TASK
Each line holding the string "Users" is to be copied from the data.

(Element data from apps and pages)
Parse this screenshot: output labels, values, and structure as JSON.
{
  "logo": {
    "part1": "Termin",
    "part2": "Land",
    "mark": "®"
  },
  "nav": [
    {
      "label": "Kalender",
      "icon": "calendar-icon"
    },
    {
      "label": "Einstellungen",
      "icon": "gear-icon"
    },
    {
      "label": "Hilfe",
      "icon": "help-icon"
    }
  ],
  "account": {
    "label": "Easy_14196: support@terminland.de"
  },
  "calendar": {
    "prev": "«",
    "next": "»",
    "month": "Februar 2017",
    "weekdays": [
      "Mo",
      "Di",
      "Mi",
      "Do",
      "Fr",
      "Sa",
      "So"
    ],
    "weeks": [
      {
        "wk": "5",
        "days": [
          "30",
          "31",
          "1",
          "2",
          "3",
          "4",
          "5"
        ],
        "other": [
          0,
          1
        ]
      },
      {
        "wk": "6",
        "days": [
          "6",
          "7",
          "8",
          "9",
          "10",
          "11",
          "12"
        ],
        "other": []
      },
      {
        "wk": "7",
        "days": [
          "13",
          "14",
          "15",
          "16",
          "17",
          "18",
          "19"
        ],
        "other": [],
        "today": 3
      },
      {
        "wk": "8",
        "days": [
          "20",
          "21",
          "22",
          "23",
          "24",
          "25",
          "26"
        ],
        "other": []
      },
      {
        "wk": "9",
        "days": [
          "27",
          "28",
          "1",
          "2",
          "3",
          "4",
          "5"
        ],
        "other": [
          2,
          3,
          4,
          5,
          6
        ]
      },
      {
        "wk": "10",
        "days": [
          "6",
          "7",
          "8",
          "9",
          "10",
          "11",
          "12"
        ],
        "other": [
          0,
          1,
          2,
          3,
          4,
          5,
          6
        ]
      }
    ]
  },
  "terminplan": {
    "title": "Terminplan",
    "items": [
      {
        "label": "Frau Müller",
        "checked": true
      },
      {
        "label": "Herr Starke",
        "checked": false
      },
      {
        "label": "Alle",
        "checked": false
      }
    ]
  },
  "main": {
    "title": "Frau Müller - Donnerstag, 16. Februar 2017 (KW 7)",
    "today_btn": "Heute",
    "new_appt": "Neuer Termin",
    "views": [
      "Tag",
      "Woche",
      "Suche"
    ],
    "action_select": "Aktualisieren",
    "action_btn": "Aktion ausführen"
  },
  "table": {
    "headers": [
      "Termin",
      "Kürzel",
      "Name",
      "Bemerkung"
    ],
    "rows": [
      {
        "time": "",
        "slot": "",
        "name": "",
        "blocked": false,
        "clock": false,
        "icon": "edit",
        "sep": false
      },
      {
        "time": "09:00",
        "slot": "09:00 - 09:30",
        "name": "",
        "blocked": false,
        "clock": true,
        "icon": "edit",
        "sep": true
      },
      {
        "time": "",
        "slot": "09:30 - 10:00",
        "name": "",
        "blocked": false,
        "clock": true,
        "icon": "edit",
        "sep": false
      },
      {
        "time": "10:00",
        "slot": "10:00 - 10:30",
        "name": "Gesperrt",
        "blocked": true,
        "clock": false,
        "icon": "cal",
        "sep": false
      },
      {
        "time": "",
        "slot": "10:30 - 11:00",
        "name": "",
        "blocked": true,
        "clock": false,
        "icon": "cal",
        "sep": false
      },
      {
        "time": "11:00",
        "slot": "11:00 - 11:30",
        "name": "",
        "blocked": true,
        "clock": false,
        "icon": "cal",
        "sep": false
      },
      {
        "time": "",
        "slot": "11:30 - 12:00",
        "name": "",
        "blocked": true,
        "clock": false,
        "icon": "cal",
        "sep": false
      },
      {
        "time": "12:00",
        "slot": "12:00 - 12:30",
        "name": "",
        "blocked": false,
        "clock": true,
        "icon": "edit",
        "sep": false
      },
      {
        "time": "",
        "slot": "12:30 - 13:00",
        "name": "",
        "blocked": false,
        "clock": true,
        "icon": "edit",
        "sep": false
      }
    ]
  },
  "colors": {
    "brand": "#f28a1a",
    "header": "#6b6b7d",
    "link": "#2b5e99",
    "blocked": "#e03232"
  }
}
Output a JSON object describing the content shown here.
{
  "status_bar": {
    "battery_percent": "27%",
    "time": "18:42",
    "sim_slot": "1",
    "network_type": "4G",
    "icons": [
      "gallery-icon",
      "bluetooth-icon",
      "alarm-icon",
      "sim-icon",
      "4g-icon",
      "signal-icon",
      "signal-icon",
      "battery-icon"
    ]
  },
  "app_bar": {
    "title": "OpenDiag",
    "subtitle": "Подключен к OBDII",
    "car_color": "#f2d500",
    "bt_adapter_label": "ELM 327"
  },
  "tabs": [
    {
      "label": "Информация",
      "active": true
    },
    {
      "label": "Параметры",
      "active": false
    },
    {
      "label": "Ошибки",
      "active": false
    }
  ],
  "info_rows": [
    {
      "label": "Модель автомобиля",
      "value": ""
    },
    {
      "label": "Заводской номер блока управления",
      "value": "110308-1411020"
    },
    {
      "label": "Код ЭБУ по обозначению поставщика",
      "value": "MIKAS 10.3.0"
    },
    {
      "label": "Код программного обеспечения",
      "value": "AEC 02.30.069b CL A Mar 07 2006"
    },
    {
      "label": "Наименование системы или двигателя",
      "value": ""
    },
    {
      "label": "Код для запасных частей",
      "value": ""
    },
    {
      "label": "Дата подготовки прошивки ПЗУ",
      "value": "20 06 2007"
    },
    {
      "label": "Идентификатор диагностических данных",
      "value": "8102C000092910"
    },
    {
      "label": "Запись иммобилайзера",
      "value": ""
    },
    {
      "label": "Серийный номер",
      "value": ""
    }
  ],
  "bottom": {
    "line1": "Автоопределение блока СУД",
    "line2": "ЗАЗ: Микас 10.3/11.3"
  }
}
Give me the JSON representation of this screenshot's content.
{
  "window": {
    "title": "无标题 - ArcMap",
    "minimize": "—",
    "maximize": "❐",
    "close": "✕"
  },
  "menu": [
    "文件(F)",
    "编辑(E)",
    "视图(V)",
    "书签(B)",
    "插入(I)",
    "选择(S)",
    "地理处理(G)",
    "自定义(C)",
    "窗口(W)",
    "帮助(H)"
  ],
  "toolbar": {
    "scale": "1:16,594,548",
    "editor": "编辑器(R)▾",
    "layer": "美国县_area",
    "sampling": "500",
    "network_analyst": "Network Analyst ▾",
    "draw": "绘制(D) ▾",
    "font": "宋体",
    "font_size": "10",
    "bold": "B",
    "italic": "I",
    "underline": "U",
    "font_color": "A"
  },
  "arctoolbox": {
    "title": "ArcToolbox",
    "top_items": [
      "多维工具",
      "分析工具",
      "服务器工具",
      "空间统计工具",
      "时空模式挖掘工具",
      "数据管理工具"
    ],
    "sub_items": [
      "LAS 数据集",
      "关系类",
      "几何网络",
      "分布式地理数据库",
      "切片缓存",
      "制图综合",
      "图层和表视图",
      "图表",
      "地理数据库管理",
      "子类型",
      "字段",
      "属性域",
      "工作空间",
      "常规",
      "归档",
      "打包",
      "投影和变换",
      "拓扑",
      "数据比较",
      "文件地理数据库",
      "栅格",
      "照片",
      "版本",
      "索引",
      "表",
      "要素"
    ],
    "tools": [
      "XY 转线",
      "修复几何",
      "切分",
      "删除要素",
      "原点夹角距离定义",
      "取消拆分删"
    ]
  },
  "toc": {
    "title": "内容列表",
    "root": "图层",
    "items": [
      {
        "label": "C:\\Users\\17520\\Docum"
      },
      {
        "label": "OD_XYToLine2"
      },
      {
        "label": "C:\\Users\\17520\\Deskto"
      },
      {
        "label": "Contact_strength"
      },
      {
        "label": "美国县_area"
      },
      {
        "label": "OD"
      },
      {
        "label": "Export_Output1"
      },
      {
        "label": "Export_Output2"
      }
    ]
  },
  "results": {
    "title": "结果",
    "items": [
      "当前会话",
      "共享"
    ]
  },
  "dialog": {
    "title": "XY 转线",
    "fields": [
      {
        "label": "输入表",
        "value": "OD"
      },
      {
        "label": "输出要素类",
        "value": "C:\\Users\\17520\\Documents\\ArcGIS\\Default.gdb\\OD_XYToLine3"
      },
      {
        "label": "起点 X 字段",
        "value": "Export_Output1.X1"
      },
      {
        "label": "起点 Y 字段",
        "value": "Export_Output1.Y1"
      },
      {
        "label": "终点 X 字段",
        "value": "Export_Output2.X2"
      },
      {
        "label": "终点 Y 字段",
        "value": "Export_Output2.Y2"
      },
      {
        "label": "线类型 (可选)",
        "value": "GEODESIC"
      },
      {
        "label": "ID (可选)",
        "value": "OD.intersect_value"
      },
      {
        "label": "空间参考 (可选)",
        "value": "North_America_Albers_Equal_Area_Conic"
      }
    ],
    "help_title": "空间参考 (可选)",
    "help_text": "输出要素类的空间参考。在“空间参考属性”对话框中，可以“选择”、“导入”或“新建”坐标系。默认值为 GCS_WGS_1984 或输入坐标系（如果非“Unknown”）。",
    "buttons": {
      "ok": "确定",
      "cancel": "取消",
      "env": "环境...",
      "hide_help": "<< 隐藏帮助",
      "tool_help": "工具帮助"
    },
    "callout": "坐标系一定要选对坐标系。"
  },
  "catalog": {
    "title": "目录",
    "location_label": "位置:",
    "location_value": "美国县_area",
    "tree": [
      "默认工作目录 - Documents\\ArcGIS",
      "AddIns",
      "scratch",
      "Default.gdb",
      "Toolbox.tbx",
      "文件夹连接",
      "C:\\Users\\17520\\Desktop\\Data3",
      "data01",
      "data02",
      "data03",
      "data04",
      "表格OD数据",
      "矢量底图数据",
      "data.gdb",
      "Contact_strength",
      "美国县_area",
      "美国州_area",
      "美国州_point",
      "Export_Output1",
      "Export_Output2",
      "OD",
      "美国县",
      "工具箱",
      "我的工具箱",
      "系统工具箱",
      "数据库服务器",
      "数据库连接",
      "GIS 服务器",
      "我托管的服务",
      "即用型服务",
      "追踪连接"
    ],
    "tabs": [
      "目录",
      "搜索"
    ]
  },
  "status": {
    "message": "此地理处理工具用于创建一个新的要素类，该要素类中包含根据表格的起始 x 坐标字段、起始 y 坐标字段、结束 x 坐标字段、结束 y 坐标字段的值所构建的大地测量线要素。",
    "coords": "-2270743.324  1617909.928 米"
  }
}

ANSWER SPACE
        "label": "C:\\Users\\17520\\Docum"
        "label": "C:\\Users\\17520\\Deskto"
        "value": "C:\\Users\\17520\\Documents\\ArcGIS\\Default.gdb\\OD_XYToLine3"
      "C:\\Users\\17520\\Desktop\\Data3",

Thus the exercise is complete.